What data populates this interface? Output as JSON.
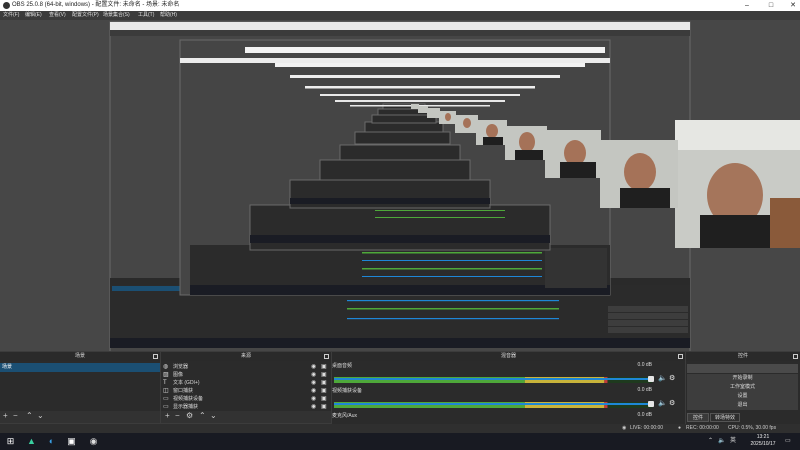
{
  "window": {
    "title": "OBS 25.0.8 (64-bit, windows) - 配置文件: 未命名 - 场景: 未命名"
  },
  "menu": [
    "文件(F)",
    "编辑(E)",
    "查看(V)",
    "配置文件(P)",
    "场景集合(S)",
    "工具(T)",
    "帮助(H)"
  ],
  "docks": {
    "scenes_title": "场景",
    "sources_title": "来源",
    "mixer_title": "混音器",
    "controls_title": "控件"
  },
  "scenes": [
    "场景"
  ],
  "sources": [
    {
      "icon": "browser-icon",
      "label": "浏览器"
    },
    {
      "icon": "image-icon",
      "label": "图像"
    },
    {
      "icon": "text-icon",
      "label": "文本 (GDI+)"
    },
    {
      "icon": "window-capture-icon",
      "label": "窗口捕获"
    },
    {
      "icon": "video-capture-icon",
      "label": "视频捕获设备"
    },
    {
      "icon": "display-capture-icon",
      "label": "显示器捕获"
    }
  ],
  "mixer": [
    {
      "name": "桌面音频",
      "db": "0.0 dB",
      "level": 0.86
    },
    {
      "name": "视频捕获设备",
      "db": "0.0 dB",
      "level": 0.86
    },
    {
      "name": "麦克风/Aux",
      "db": "0.0 dB",
      "level": 0.08
    }
  ],
  "controls": {
    "buttons": [
      "",
      "开始录制",
      "工作室模式",
      "设置",
      "退出"
    ],
    "tab_controls": "控件",
    "tab_transitions": "转场特效"
  },
  "status": {
    "live": "LIVE: 00:00:00",
    "rec": "REC: 00:00:00",
    "cpu": "CPU: 0.5%, 30.00 fps"
  },
  "taskbar": {
    "ime": "英",
    "time": "13:21",
    "date": "2025/10/17"
  },
  "colors": {
    "scene_selected": "#1b4f73",
    "slider": "#1e87d6",
    "meter_green": "#4ea83a",
    "meter_yellow": "#c8b43a",
    "meter_red": "#c03a3a"
  }
}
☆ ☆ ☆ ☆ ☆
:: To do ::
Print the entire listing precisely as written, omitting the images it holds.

:: Response ::
What data populates this interface? Output as JSON.
{
  "window": {
    "title": "OBS 25.0.8 (64-bit, windows) - 配置文件: 未命名 - 场景: 未命名"
  },
  "menu": [
    "文件(F)",
    "编辑(E)",
    "查看(V)",
    "配置文件(P)",
    "场景集合(S)",
    "工具(T)",
    "帮助(H)"
  ],
  "docks": {
    "scenes_title": "场景",
    "sources_title": "来源",
    "mixer_title": "混音器",
    "controls_title": "控件"
  },
  "scenes": [
    "场景"
  ],
  "sources": [
    {
      "icon": "browser-icon",
      "label": "浏览器"
    },
    {
      "icon": "image-icon",
      "label": "图像"
    },
    {
      "icon": "text-icon",
      "label": "文本 (GDI+)"
    },
    {
      "icon": "window-capture-icon",
      "label": "窗口捕获"
    },
    {
      "icon": "video-capture-icon",
      "label": "视频捕获设备"
    },
    {
      "icon": "display-capture-icon",
      "label": "显示器捕获"
    }
  ],
  "mixer": [
    {
      "name": "桌面音频",
      "db": "0.0 dB",
      "level": 0.86
    },
    {
      "name": "视频捕获设备",
      "db": "0.0 dB",
      "level": 0.86
    },
    {
      "name": "麦克风/Aux",
      "db": "0.0 dB",
      "level": 0.08
    }
  ],
  "controls": {
    "buttons": [
      "",
      "开始录制",
      "工作室模式",
      "设置",
      "退出"
    ],
    "tab_controls": "控件",
    "tab_transitions": "转场特效"
  },
  "status": {
    "live": "LIVE: 00:00:00",
    "rec": "REC: 00:00:00",
    "cpu": "CPU: 0.5%, 30.00 fps"
  },
  "taskbar": {
    "ime": "英",
    "time": "13:21",
    "date": "2025/10/17"
  },
  "colors": {
    "scene_selected": "#1b4f73",
    "slider": "#1e87d6",
    "meter_green": "#4ea83a",
    "meter_yellow": "#c8b43a",
    "meter_red": "#c03a3a"
  }
}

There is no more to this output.